● What to do: Which lines of the entries below include "country"? List them all.
Records shown section start
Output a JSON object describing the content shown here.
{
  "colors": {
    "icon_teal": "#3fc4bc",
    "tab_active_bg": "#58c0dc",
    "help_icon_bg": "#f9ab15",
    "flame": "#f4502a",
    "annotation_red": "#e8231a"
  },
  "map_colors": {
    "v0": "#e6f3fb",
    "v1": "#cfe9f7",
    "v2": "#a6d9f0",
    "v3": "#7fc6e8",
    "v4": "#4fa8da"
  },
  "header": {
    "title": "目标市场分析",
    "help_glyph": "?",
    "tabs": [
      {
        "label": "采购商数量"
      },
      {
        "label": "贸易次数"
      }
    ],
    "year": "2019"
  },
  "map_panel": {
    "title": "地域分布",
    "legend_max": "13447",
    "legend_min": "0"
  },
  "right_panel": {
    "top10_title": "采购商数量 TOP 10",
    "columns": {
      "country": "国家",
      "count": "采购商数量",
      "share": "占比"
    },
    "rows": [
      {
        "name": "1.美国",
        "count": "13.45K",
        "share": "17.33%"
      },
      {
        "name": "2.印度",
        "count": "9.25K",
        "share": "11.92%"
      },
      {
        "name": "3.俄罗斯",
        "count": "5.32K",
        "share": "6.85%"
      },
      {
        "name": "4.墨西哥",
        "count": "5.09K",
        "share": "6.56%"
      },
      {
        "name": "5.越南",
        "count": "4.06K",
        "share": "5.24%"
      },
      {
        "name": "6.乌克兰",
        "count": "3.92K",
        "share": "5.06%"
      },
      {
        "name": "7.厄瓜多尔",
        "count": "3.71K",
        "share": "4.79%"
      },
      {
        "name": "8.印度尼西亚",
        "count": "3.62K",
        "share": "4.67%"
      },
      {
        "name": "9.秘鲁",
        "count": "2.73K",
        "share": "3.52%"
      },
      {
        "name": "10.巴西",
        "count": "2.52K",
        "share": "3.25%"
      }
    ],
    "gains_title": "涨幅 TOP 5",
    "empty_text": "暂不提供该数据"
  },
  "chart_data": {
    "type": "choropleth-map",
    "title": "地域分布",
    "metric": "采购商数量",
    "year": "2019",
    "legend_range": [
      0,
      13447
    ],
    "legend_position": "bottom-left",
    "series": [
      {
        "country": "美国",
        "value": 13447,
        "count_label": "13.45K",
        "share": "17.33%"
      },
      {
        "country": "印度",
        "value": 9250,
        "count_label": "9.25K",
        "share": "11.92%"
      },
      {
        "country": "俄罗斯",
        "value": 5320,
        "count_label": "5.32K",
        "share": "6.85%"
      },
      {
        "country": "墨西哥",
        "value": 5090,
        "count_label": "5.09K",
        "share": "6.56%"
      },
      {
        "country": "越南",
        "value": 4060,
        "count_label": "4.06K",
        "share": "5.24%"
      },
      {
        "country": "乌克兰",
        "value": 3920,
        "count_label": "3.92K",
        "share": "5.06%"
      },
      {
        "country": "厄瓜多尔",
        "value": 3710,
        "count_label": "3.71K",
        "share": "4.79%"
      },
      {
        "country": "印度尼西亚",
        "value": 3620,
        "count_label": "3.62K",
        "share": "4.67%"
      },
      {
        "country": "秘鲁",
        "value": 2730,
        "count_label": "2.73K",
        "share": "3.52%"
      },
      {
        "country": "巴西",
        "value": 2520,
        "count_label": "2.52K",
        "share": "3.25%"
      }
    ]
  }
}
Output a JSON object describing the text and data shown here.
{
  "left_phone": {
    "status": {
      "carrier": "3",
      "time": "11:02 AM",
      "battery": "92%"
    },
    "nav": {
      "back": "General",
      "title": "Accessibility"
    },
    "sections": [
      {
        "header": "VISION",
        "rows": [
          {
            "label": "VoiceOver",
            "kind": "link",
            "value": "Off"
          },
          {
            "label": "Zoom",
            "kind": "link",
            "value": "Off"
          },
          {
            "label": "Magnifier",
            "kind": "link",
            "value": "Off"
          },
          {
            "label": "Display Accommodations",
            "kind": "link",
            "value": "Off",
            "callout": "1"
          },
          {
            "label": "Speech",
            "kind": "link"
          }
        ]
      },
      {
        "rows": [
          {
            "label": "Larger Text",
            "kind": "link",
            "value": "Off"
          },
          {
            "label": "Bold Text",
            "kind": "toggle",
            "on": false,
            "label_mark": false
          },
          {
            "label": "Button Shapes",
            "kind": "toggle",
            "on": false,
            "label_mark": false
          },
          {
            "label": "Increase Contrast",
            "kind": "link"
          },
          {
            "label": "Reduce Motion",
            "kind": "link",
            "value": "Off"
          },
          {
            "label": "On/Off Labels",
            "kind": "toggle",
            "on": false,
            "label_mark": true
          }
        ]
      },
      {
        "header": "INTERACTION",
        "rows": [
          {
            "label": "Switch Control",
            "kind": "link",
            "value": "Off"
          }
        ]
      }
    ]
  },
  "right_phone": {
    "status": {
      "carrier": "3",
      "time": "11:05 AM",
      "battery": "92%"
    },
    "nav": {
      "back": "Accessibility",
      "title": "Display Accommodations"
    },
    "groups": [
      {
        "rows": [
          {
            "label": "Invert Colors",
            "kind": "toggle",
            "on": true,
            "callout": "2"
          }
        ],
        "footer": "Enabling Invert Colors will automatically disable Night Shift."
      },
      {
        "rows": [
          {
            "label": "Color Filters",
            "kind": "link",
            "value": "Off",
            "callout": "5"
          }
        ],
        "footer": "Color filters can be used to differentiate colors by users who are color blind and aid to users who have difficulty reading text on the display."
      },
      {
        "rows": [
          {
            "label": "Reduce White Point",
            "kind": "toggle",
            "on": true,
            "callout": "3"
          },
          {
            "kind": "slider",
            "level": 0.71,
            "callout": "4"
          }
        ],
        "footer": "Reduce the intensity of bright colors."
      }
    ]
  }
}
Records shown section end
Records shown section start
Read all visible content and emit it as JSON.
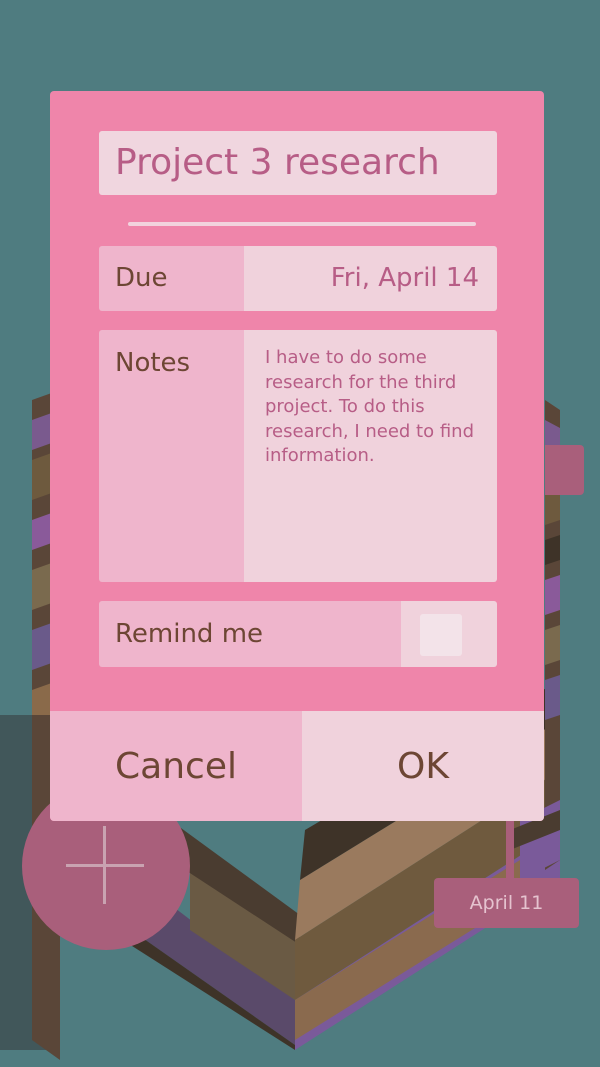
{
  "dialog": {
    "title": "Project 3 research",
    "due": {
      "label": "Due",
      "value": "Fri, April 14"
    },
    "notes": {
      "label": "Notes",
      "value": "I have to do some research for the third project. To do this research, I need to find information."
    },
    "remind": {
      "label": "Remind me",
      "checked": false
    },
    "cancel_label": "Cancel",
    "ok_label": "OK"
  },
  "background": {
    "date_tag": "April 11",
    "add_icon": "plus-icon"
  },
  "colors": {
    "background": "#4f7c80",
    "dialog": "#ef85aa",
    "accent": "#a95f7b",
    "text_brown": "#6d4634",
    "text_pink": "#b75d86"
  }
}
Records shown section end
● Response box:
      "country": "国家",
        "country": "美国",
        "country": "印度",
        "country": "俄罗斯",
        "country": "墨西哥",
        "country": "越南",
        "country": "乌克兰",
        "country": "厄瓜多尔",
        "country": "印度尼西亚",
        "country": "秘鲁",
        "country": "巴西",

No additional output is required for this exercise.